“This is yet another incident in which our country has suffered an untold loss due to a senseless act of gun violence. So I think it’s really important not only to mourn for those we lost in Las Vegas ... but I also think it is long past time that we take real action to prevent future attacks,” she said.

The bump stock ban – as well as legislation to close loopholes around background checks – would be key first steps, she added.

Marshall, for his part, says he’s familiar with the accessory. When he first heard audio of the attack, he knew from the sound pattern the firearm was a modified semi-automatic.

But he called the item a “novelty,” adding that banning the bump stock would likely have little impact on New Hampshire gun owners. The modification is not popular among serious marksmen or hunters, and few other New Hampshire gun stores supply it, he said.

To start, shooting at such a fast rate quickly eats up ammunition, which, at 50 cents a bullet, can be pricey. The item can be dangerous; if a “squib load” bullet jams in the barrel, the high rate of fire could cause an explosion before the marksman has time to react, Marshall said.

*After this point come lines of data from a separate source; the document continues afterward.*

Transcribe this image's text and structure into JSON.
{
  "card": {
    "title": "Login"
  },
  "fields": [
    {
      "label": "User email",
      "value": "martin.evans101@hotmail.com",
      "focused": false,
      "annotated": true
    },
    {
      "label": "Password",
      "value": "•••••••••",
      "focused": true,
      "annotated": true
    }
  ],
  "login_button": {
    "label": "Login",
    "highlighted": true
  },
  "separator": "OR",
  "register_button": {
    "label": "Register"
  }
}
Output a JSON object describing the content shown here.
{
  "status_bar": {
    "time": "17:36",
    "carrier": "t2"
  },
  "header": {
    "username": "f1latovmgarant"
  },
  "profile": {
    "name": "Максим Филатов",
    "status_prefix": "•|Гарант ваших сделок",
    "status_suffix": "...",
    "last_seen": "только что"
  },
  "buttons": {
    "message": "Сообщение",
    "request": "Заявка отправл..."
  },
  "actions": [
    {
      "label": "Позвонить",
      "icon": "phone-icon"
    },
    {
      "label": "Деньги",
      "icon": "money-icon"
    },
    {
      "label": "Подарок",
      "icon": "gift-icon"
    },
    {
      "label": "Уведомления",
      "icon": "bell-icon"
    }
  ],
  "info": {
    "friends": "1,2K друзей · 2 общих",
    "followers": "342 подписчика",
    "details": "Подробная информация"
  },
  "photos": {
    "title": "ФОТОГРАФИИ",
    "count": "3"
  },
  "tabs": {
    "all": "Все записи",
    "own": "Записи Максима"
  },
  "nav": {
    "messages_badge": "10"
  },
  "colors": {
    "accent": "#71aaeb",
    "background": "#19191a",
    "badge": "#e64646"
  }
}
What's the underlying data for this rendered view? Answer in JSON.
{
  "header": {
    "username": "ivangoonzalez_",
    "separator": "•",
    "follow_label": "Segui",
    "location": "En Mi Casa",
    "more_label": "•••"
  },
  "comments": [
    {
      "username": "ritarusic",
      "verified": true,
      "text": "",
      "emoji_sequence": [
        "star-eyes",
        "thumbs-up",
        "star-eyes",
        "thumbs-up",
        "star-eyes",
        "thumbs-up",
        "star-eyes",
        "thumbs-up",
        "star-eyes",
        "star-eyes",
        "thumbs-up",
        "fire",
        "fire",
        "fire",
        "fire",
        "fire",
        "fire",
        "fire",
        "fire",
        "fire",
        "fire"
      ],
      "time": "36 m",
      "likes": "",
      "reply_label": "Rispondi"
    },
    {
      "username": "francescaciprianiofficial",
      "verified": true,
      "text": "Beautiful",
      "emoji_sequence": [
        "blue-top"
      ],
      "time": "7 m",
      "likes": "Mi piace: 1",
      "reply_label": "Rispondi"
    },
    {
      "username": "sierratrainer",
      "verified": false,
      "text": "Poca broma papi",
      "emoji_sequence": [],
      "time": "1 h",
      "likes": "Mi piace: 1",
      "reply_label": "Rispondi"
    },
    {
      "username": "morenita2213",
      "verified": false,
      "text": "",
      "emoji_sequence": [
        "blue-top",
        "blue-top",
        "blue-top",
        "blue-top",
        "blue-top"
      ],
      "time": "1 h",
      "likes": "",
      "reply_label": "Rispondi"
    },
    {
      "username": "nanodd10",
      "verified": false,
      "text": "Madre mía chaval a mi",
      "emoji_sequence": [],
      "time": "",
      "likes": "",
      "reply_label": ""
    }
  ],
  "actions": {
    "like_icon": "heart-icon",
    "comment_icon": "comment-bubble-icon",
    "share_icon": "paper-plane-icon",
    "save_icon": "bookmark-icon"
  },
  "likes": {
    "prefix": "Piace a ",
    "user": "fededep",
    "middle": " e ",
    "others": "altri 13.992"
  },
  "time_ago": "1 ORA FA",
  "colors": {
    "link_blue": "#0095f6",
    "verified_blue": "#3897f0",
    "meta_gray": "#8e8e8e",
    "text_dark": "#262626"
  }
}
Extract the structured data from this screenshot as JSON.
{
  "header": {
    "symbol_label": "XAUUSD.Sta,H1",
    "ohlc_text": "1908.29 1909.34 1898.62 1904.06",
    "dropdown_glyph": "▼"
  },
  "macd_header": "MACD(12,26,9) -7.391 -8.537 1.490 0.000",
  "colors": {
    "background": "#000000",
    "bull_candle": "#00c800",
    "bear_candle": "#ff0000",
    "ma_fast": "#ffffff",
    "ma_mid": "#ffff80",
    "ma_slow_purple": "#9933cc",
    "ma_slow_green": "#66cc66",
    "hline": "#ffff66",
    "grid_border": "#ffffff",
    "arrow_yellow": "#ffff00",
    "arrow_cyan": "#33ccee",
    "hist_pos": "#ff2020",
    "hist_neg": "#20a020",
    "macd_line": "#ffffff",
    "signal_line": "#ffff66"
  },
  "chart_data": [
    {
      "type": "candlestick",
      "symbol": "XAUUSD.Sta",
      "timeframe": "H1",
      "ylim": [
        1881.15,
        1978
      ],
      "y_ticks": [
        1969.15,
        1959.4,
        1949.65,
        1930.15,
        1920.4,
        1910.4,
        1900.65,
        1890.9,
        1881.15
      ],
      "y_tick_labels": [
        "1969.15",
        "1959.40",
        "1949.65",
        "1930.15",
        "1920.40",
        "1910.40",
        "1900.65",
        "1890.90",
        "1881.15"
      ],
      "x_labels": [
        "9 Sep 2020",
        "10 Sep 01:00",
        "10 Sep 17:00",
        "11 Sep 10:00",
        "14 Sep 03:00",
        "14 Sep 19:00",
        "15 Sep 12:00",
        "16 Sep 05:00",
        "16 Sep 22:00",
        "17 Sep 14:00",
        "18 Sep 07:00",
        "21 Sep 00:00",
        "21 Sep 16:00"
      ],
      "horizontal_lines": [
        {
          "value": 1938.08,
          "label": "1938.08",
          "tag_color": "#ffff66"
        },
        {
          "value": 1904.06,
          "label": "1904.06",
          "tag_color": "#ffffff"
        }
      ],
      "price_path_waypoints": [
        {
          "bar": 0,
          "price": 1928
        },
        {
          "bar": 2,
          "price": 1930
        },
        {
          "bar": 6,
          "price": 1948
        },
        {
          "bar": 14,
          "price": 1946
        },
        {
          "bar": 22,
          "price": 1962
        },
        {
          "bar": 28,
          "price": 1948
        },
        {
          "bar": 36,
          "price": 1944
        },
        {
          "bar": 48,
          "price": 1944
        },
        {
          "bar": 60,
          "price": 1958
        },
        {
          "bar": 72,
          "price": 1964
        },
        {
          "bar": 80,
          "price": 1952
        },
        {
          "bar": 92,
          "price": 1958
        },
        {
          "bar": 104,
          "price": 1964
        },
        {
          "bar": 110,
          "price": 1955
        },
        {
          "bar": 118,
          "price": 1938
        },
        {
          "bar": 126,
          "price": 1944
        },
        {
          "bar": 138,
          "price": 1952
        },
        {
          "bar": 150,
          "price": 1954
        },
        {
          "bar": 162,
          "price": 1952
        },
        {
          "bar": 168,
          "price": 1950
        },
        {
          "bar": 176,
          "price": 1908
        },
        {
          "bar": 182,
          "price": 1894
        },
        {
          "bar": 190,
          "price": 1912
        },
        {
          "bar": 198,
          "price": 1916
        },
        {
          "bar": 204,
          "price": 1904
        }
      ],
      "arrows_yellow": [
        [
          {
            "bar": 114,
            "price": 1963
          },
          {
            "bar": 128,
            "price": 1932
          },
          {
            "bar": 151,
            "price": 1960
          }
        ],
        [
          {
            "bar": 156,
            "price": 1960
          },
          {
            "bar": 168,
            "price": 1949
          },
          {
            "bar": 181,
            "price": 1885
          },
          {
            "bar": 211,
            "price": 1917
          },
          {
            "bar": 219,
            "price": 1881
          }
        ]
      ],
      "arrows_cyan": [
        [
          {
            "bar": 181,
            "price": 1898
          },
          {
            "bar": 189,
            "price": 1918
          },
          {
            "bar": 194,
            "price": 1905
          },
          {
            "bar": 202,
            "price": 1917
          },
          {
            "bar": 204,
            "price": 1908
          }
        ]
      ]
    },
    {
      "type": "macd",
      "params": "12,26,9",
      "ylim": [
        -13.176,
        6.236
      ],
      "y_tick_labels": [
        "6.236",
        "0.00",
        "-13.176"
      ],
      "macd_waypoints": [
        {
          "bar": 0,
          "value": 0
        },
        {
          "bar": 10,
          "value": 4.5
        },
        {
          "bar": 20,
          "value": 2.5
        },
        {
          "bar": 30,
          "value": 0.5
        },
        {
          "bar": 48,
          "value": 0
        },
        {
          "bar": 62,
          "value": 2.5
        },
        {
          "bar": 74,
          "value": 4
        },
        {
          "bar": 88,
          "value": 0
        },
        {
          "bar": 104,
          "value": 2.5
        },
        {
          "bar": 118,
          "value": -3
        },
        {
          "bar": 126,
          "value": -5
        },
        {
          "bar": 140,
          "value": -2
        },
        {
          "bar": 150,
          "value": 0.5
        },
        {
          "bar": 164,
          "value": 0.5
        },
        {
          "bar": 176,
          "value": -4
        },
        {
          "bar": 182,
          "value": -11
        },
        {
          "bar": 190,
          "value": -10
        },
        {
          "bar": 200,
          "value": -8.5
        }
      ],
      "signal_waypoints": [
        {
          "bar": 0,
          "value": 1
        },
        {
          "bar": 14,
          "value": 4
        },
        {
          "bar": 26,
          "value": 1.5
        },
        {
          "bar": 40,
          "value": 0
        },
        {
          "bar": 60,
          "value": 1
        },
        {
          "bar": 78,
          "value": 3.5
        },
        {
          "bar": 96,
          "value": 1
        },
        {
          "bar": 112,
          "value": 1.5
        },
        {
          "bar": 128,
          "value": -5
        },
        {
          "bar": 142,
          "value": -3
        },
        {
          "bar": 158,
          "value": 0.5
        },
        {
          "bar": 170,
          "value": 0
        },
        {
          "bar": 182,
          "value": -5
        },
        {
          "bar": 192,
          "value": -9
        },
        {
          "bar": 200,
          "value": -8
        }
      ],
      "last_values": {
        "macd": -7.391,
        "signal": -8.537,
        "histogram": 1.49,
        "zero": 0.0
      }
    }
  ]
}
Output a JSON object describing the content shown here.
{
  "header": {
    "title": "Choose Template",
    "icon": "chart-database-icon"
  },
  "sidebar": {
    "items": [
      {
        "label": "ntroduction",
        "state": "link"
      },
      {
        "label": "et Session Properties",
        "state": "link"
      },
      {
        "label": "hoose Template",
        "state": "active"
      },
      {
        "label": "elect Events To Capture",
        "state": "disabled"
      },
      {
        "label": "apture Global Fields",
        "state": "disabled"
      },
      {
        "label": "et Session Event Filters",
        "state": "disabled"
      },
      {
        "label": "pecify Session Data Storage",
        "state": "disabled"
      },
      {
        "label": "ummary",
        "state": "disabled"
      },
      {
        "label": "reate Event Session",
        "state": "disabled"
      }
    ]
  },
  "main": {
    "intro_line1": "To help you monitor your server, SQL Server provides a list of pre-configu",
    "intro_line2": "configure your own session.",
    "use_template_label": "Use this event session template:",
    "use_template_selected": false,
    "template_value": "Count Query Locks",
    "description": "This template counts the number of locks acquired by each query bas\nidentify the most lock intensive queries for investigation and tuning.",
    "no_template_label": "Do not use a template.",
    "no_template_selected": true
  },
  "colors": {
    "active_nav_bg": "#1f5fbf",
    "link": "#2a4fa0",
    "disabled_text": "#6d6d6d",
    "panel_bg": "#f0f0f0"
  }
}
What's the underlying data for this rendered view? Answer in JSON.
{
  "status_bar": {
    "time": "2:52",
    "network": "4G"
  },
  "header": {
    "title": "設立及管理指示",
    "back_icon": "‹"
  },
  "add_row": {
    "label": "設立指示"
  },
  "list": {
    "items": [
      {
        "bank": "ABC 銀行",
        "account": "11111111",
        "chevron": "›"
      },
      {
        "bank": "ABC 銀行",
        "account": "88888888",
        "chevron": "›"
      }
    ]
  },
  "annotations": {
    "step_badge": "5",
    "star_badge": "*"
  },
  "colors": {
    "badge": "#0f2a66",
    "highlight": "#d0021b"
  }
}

And above all, he added, the bullets are indiscriminate.

“There’s no accuracy,” Marshall said. “People enjoy accuracy.”

Richard Scacheri of Andover, a customer at Marshall’s, said similar varieties he’s tried in the past – some involving cranks – are not as smooth as advertised. They break; they’re slow; they can become unwieldy.

“They’re not fool proof,” he said. “They’re a pain in the ass.”

Marshall said he has made a conscious choice not to sell bump stocks, deciding that those who wanted a machine gun experience should go through the proper Class 3 channels. Gun owners who do want them generally buy online anyway, Scacheri added.

“I’m just not into it,” Marshall said. “I want something that’s solid, I want something that’s proven, and I want to appeal to the group of people that enjoy shooting as recreation. Not just spraying the area.”

Addressing gun owners, Hassan appealed for support for the ban.

“I really would encourage all Granite Staters, all responsible gun owners to come together,” she said. “This is a public health issue. We want to protect and honor Second Amendment rights to be sure.

“But when you see a mass shooting like this and understand the horror of it, as we all do, I think it demands action as well as words.”

But despite personal reservations, Marshall and Scacheri argued the choice should be up to consumers.

“They’ve probably sold thousands of these, and because one nut – if he didn’t use that, he’s going to use something else,” Marshall said. “And you can take that to the bank.”

“They’re going after the object,” he added. “They’re not going after the cause.”